Task directions:
The records below must be returned exactly, with every picture left out.

===== Information =====

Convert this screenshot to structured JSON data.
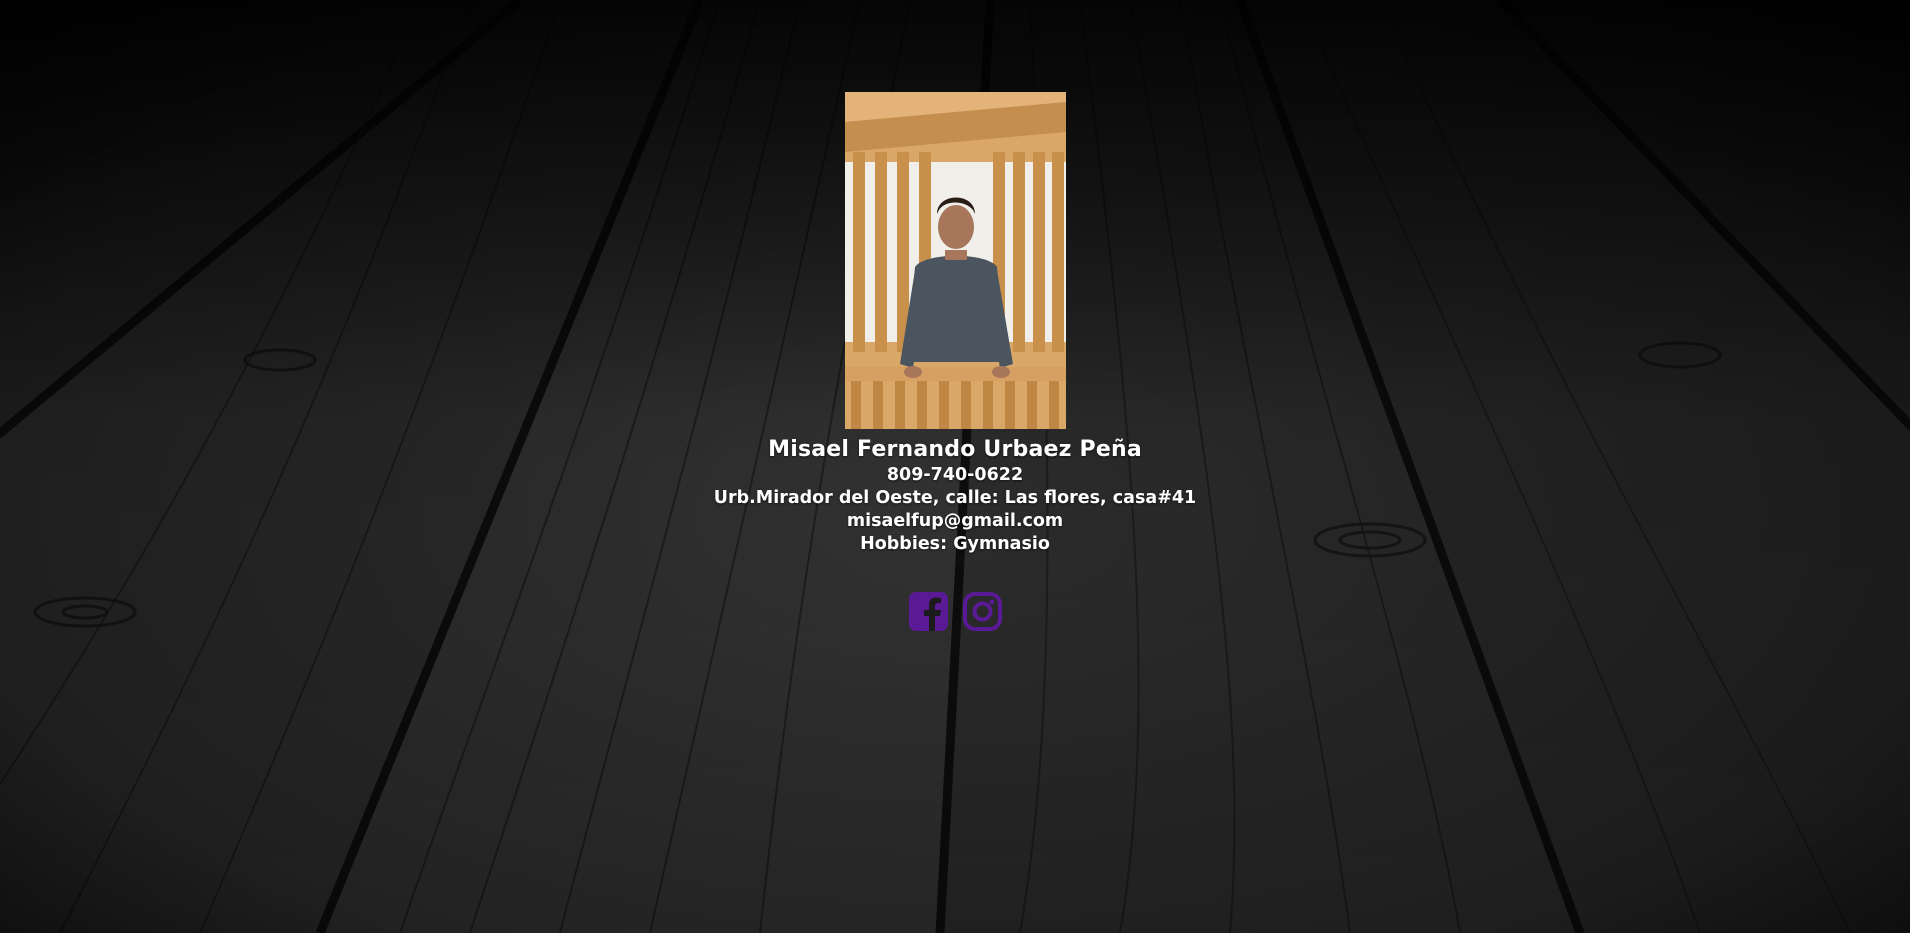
{
  "profile": {
    "name": "Misael Fernando Urbaez Peña",
    "phone": "809-740-0622",
    "address": "Urb.Mirador del Oeste, calle: Las flores, casa#41",
    "email": "misaelfup@gmail.com",
    "hobbies": "Hobbies: Gymnasio"
  },
  "social": [
    {
      "icon": "facebook-icon",
      "color": "#5b1a95"
    },
    {
      "icon": "instagram-icon",
      "color": "#5b1a95"
    }
  ],
  "colors": {
    "text": "#ffffff",
    "accent": "#5b1a95",
    "background": "#1a1a1a"
  }
}
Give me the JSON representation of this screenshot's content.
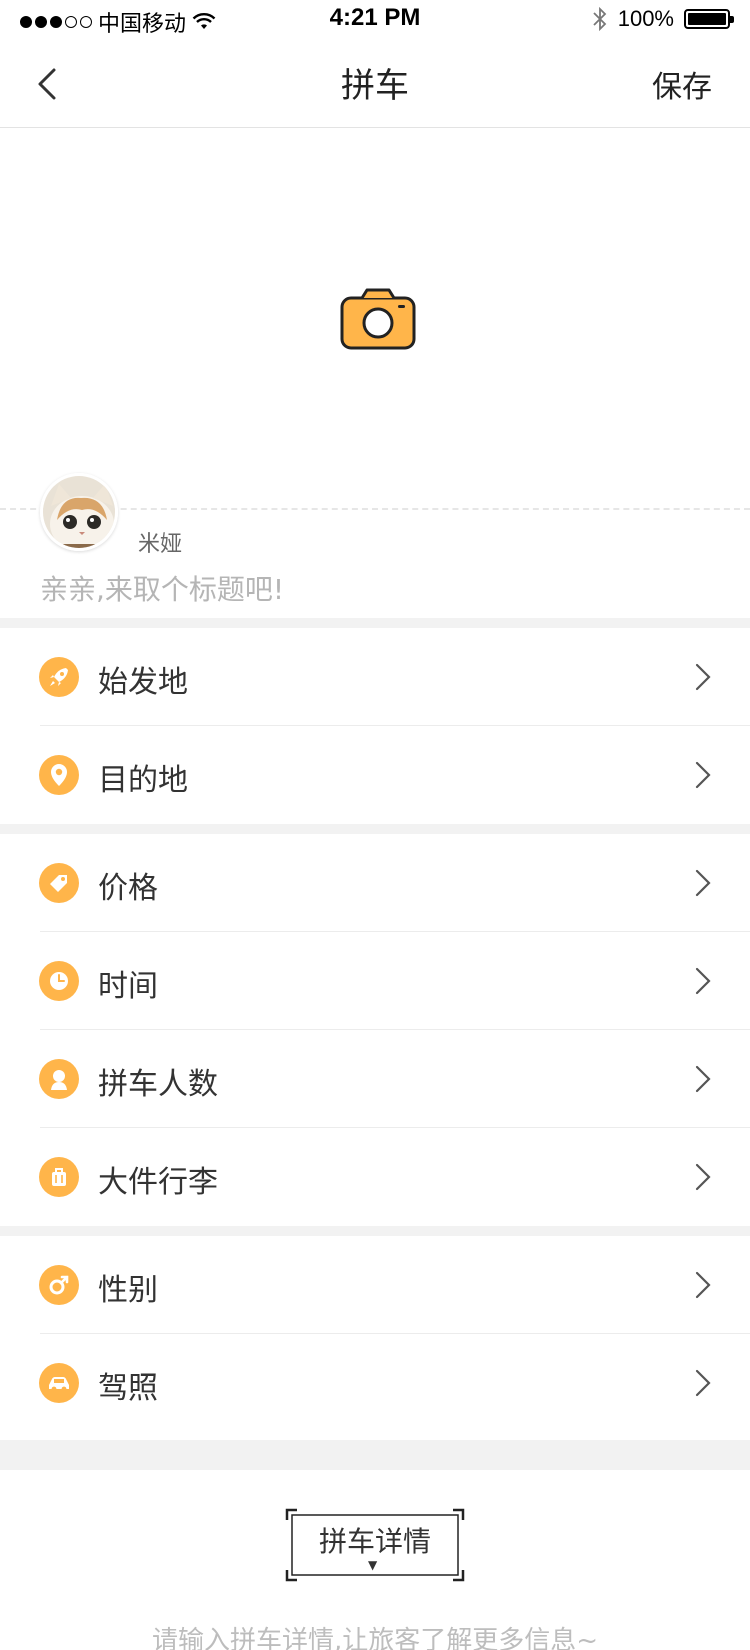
{
  "status_bar": {
    "carrier": "中国移动",
    "time": "4:21 PM",
    "battery": "100%"
  },
  "nav": {
    "title": "拼车",
    "save_label": "保存"
  },
  "post": {
    "username": "米娅",
    "title_placeholder": "亲亲,来取个标题吧!"
  },
  "groups": [
    {
      "items": [
        {
          "label": "始发地",
          "icon": "rocket-icon"
        },
        {
          "label": "目的地",
          "icon": "location-pin-icon"
        }
      ]
    },
    {
      "items": [
        {
          "label": "价格",
          "icon": "price-tag-icon"
        },
        {
          "label": "时间",
          "icon": "clock-icon"
        },
        {
          "label": "拼车人数",
          "icon": "person-icon"
        },
        {
          "label": "大件行李",
          "icon": "luggage-icon"
        }
      ]
    },
    {
      "items": [
        {
          "label": "性别",
          "icon": "gender-icon"
        },
        {
          "label": "驾照",
          "icon": "car-icon"
        }
      ]
    }
  ],
  "details": {
    "tag_label": "拼车详情",
    "placeholder": "请输入拼车详情,让旅客了解更多信息~"
  },
  "colors": {
    "accent": "#ffb54a",
    "divider": "#ececec",
    "placeholder": "#b5b5b5"
  }
}
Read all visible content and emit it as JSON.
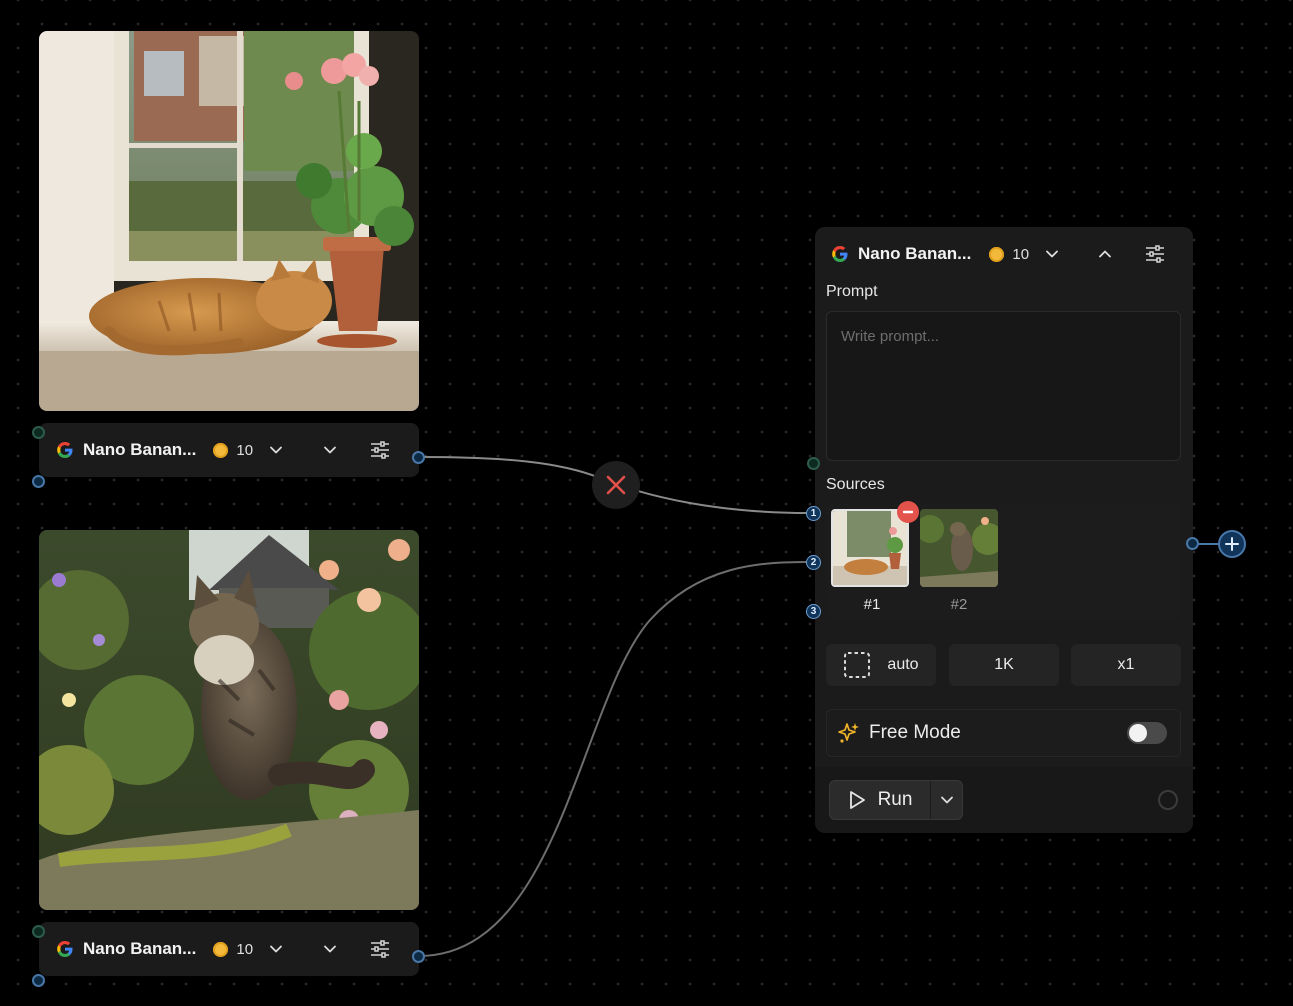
{
  "canvas": {
    "background": "#000000"
  },
  "image_nodes": [
    {
      "image_subject": "orange tabby cat sleeping on a windowsill next to a potted pink geranium",
      "model_name": "Nano Banan...",
      "credits": "10"
    },
    {
      "image_subject": "long-haired tabby cat sitting on a mossy stone wall among garden flowers",
      "model_name": "Nano Banan...",
      "credits": "10"
    }
  ],
  "main_node": {
    "model_name": "Nano Banan...",
    "credits": "10",
    "prompt_label": "Prompt",
    "prompt_placeholder": "Write prompt...",
    "sources_label": "Sources",
    "sources": [
      {
        "label": "#1"
      },
      {
        "label": "#2"
      }
    ],
    "input_ports": [
      "1",
      "2",
      "3"
    ],
    "aspect_label": "auto",
    "resolution_label": "1K",
    "count_label": "x1",
    "free_mode_label": "Free Mode",
    "free_mode_enabled": false,
    "run_label": "Run"
  },
  "colors": {
    "accent_blue": "#4877a8",
    "coin": "#f3b93a",
    "disconnect_red": "#e5504a",
    "free_mode_icon": "#f0b428"
  }
}
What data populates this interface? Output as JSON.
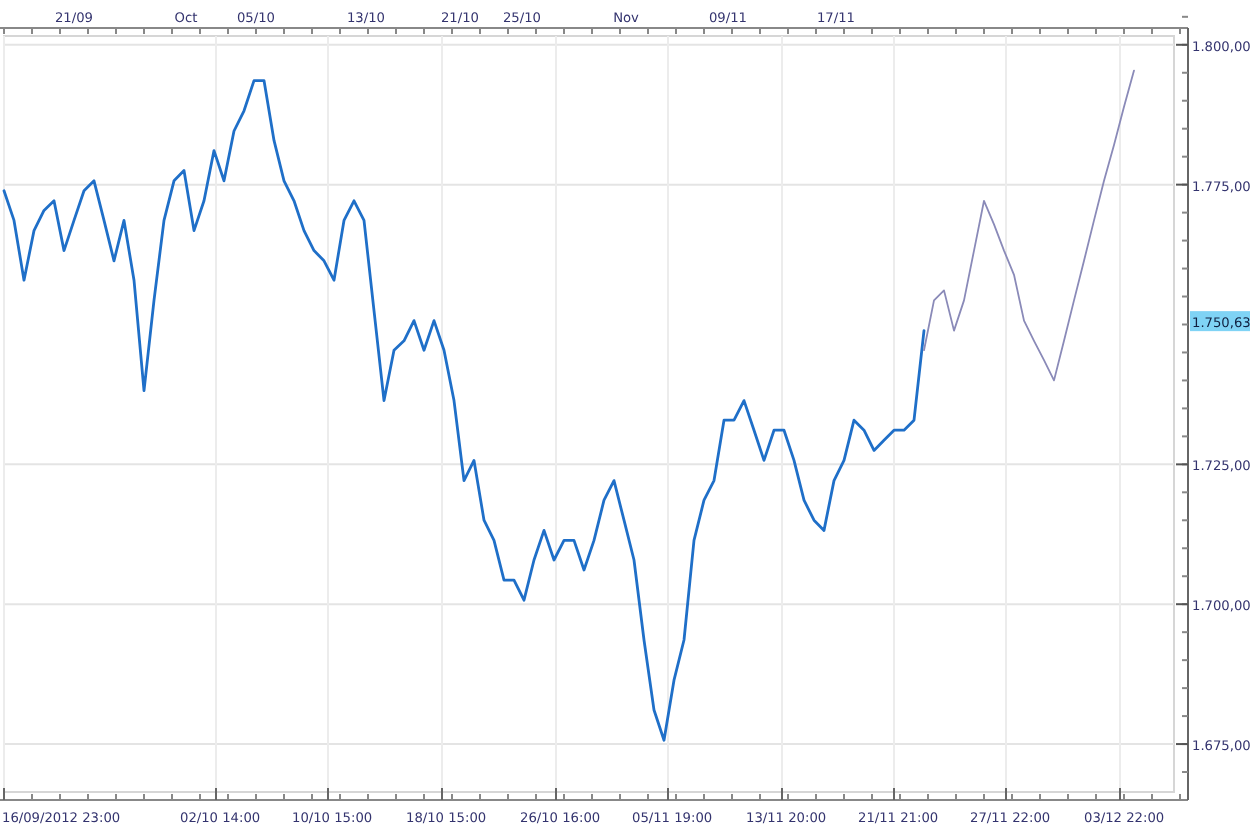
{
  "chart": {
    "chart_data": {
      "type": "line",
      "ylim": [
        1665,
        1803
      ],
      "grid": true,
      "yticks": [
        {
          "value": 1800,
          "label": "1.800,00"
        },
        {
          "value": 1775,
          "label": "1.775,00"
        },
        {
          "value": 1725,
          "label": "1.725,00"
        },
        {
          "value": 1700,
          "label": "1.700,00"
        },
        {
          "value": 1675,
          "label": "1.675,00"
        }
      ],
      "series": [
        {
          "color": "#1f6fc8",
          "values": [
            1773.9,
            1768.6,
            1757.9,
            1766.8,
            1770.4,
            1772.1,
            1763.2,
            1768.6,
            1773.9,
            1775.7,
            1768.6,
            1761.4,
            1768.6,
            1757.9,
            1738.2,
            1754.3,
            1768.6,
            1775.7,
            1777.5,
            1766.8,
            1772.1,
            1781.1,
            1775.7,
            1784.6,
            1788.2,
            1793.6,
            1793.6,
            1782.9,
            1775.7,
            1772.1,
            1766.8,
            1763.2,
            1761.4,
            1757.9,
            1768.6,
            1772.1,
            1768.6,
            1752.5,
            1736.4,
            1745.4,
            1747.1,
            1750.7,
            1745.4,
            1750.7,
            1745.4,
            1736.4,
            1722.1,
            1725.7,
            1715,
            1711.4,
            1704.3,
            1704.3,
            1700.7,
            1707.9,
            1713.2,
            1707.9,
            1711.4,
            1711.4,
            1706.1,
            1711.4,
            1718.6,
            1722.1,
            1715,
            1707.9,
            1693.6,
            1681.1,
            1675.7,
            1686.4,
            1693.6,
            1711.4,
            1718.6,
            1722.1,
            1732.9,
            1732.9,
            1736.4,
            1731.1,
            1725.7,
            1731.1,
            1731.1,
            1725.7,
            1718.6,
            1715,
            1713.2,
            1722.1,
            1725.7,
            1732.9,
            1731.1,
            1727.5,
            1729.3,
            1731.1,
            1731.1,
            1732.9,
            1748.9,
            null,
            null,
            null,
            null,
            null,
            null,
            null,
            null,
            null,
            null,
            null,
            null,
            null,
            null,
            null,
            null,
            null,
            null,
            null,
            null,
            null
          ]
        },
        {
          "color": "#8a8ab8",
          "values": [
            null,
            null,
            null,
            null,
            null,
            null,
            null,
            null,
            null,
            null,
            null,
            null,
            null,
            null,
            null,
            null,
            null,
            null,
            null,
            null,
            null,
            null,
            null,
            null,
            null,
            null,
            null,
            null,
            null,
            null,
            null,
            null,
            null,
            null,
            null,
            null,
            null,
            null,
            null,
            null,
            null,
            null,
            null,
            null,
            null,
            null,
            null,
            null,
            null,
            null,
            null,
            null,
            null,
            null,
            null,
            null,
            null,
            null,
            null,
            null,
            null,
            null,
            null,
            null,
            null,
            null,
            null,
            null,
            null,
            null,
            null,
            null,
            null,
            null,
            null,
            null,
            null,
            null,
            null,
            null,
            null,
            null,
            null,
            null,
            null,
            null,
            null,
            null,
            null,
            null,
            null,
            null,
            1745.4,
            1754.3,
            1756.1,
            1748.9,
            1754.3,
            1763.2,
            1772.1,
            1767.9,
            1763.2,
            1758.9,
            1750.7,
            1747.1,
            1743.6,
            1740,
            1747.1,
            1754.3,
            1761.4,
            1768.6,
            1775.7,
            1782.1,
            1788.9,
            1795.4
          ]
        }
      ]
    },
    "current_price_label": "1.750,63",
    "top_axis_labels": [
      "21/09",
      "Oct",
      "05/10",
      "13/10",
      "21/10",
      "25/10",
      "Nov",
      "09/11",
      "17/11"
    ],
    "bottom_axis_labels": [
      "16/09/2012 23:00",
      "02/10 14:00",
      "10/10 15:00",
      "18/10 15:00",
      "26/10 16:00",
      "05/11 19:00",
      "13/11 20:00",
      "21/11 21:00",
      "27/11 22:00",
      "03/12 22:00"
    ]
  }
}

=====

Written answer:
Convert this screenshot to structured JSON data.
{
  "profile": {
    "name": "Misael Fernando Urbaez Peña",
    "phone": "809-740-0622",
    "address": "Urb.Mirador del Oeste, calle: Las flores, casa#41",
    "email": "misaelfup@gmail.com",
    "hobbies": "Hobbies: Gymnasio"
  },
  "social": [
    {
      "icon": "facebook-icon",
      "color": "#5b1a95"
    },
    {
      "icon": "instagram-icon",
      "color": "#5b1a95"
    }
  ],
  "colors": {
    "text": "#ffffff",
    "accent": "#5b1a95",
    "background": "#1a1a1a"
  }
}
Give me the JSON representation of this screenshot's content.
{
  "status_bar": {
    "carrier": "中国移动",
    "time": "4:21 PM",
    "battery": "100%"
  },
  "nav": {
    "title": "拼车",
    "save_label": "保存"
  },
  "post": {
    "username": "米娅",
    "title_placeholder": "亲亲,来取个标题吧!"
  },
  "groups": [
    {
      "items": [
        {
          "label": "始发地",
          "icon": "rocket-icon"
        },
        {
          "label": "目的地",
          "icon": "location-pin-icon"
        }
      ]
    },
    {
      "items": [
        {
          "label": "价格",
          "icon": "price-tag-icon"
        },
        {
          "label": "时间",
          "icon": "clock-icon"
        },
        {
          "label": "拼车人数",
          "icon": "person-icon"
        },
        {
          "label": "大件行李",
          "icon": "luggage-icon"
        }
      ]
    },
    {
      "items": [
        {
          "label": "性别",
          "icon": "gender-icon"
        },
        {
          "label": "驾照",
          "icon": "car-icon"
        }
      ]
    }
  ],
  "details": {
    "tag_label": "拼车详情",
    "placeholder": "请输入拼车详情,让旅客了解更多信息~"
  },
  "colors": {
    "accent": "#ffb54a",
    "divider": "#ececec",
    "placeholder": "#b5b5b5"
  }
}
Read all visible content and emit it as JSON.
{
  "canvas": {
    "background": "#000000"
  },
  "image_nodes": [
    {
      "image_subject": "orange tabby cat sleeping on a windowsill next to a potted pink geranium",
      "model_name": "Nano Banan...",
      "credits": "10"
    },
    {
      "image_subject": "long-haired tabby cat sitting on a mossy stone wall among garden flowers",
      "model_name": "Nano Banan...",
      "credits": "10"
    }
  ],
  "main_node": {
    "model_name": "Nano Banan...",
    "credits": "10",
    "prompt_label": "Prompt",
    "prompt_placeholder": "Write prompt...",
    "sources_label": "Sources",
    "sources": [
      {
        "label": "#1"
      },
      {
        "label": "#2"
      }
    ],
    "input_ports": [
      "1",
      "2",
      "3"
    ],
    "aspect_label": "auto",
    "resolution_label": "1K",
    "count_label": "x1",
    "free_mode_label": "Free Mode",
    "free_mode_enabled": false,
    "run_label": "Run"
  },
  "colors": {
    "accent_blue": "#4877a8",
    "coin": "#f3b93a",
    "disconnect_red": "#e5504a",
    "free_mode_icon": "#f0b428"
  }
}
What data populates this interface? Output as JSON.
{
  "chart": {
    "chart_data": {
      "type": "line",
      "ylim": [
        1665,
        1803
      ],
      "grid": true,
      "yticks": [
        {
          "value": 1800,
          "label": "1.800,00"
        },
        {
          "value": 1775,
          "label": "1.775,00"
        },
        {
          "value": 1725,
          "label": "1.725,00"
        },
        {
          "value": 1700,
          "label": "1.700,00"
        },
        {
          "value": 1675,
          "label": "1.675,00"
        }
      ],
      "series": [
        {
          "color": "#1f6fc8",
          "values": [
            1773.9,
            1768.6,
            1757.9,
            1766.8,
            1770.4,
            1772.1,
            1763.2,
            1768.6,
            1773.9,
            1775.7,
            1768.6,
            1761.4,
            1768.6,
            1757.9,
            1738.2,
            1754.3,
            1768.6,
            1775.7,
            1777.5,
            1766.8,
            1772.1,
            1781.1,
            1775.7,
            1784.6,
            1788.2,
            1793.6,
            1793.6,
            1782.9,
            1775.7,
            1772.1,
            1766.8,
            1763.2,
            1761.4,
            1757.9,
            1768.6,
            1772.1,
            1768.6,
            1752.5,
            1736.4,
            1745.4,
            1747.1,
            1750.7,
            1745.4,
            1750.7,
            1745.4,
            1736.4,
            1722.1,
            1725.7,
            1715,
            1711.4,
            1704.3,
            1704.3,
            1700.7,
            1707.9,
            1713.2,
            1707.9,
            1711.4,
            1711.4,
            1706.1,
            1711.4,
            1718.6,
            1722.1,
            1715,
            1707.9,
            1693.6,
            1681.1,
            1675.7,
            1686.4,
            1693.6,
            1711.4,
            1718.6,
            1722.1,
            1732.9,
            1732.9,
            1736.4,
            1731.1,
            1725.7,
            1731.1,
            1731.1,
            1725.7,
            1718.6,
            1715,
            1713.2,
            1722.1,
            1725.7,
            1732.9,
            1731.1,
            1727.5,
            1729.3,
            1731.1,
            1731.1,
            1732.9,
            1748.9,
            null,
            null,
            null,
            null,
            null,
            null,
            null,
            null,
            null,
            null,
            null,
            null,
            null,
            null,
            null,
            null,
            null,
            null,
            null,
            null,
            null
          ]
        },
        {
          "color": "#8a8ab8",
          "values": [
            null,
            null,
            null,
            null,
            null,
            null,
            null,
            null,
            null,
            null,
            null,
            null,
            null,
            null,
            null,
            null,
            null,
            null,
            null,
            null,
            null,
            null,
            null,
            null,
            null,
            null,
            null,
            null,
            null,
            null,
            null,
            null,
            null,
            null,
            null,
            null,
            null,
            null,
            null,
            null,
            null,
            null,
            null,
            null,
            null,
            null,
            null,
            null,
            null,
            null,
            null,
            null,
            null,
            null,
            null,
            null,
            null,
            null,
            null,
            null,
            null,
            null,
            null,
            null,
            null,
            null,
            null,
            null,
            null,
            null,
            null,
            null,
            null,
            null,
            null,
            null,
            null,
            null,
            null,
            null,
            null,
            null,
            null,
            null,
            null,
            null,
            null,
            null,
            null,
            null,
            null,
            null,
            1745.4,
            1754.3,
            1756.1,
            1748.9,
            1754.3,
            1763.2,
            1772.1,
            1767.9,
            1763.2,
            1758.9,
            1750.7,
            1747.1,
            1743.6,
            1740,
            1747.1,
            1754.3,
            1761.4,
            1768.6,
            1775.7,
            1782.1,
            1788.9,
            1795.4
          ]
        }
      ]
    },
    "current_price_label": "1.750,63",
    "top_axis_labels": [
      "21/09",
      "Oct",
      "05/10",
      "13/10",
      "21/10",
      "25/10",
      "Nov",
      "09/11",
      "17/11"
    ],
    "bottom_axis_labels": [
      "16/09/2012 23:00",
      "02/10 14:00",
      "10/10 15:00",
      "18/10 15:00",
      "26/10 16:00",
      "05/11 19:00",
      "13/11 20:00",
      "21/11 21:00",
      "27/11 22:00",
      "03/12 22:00"
    ]
  }
}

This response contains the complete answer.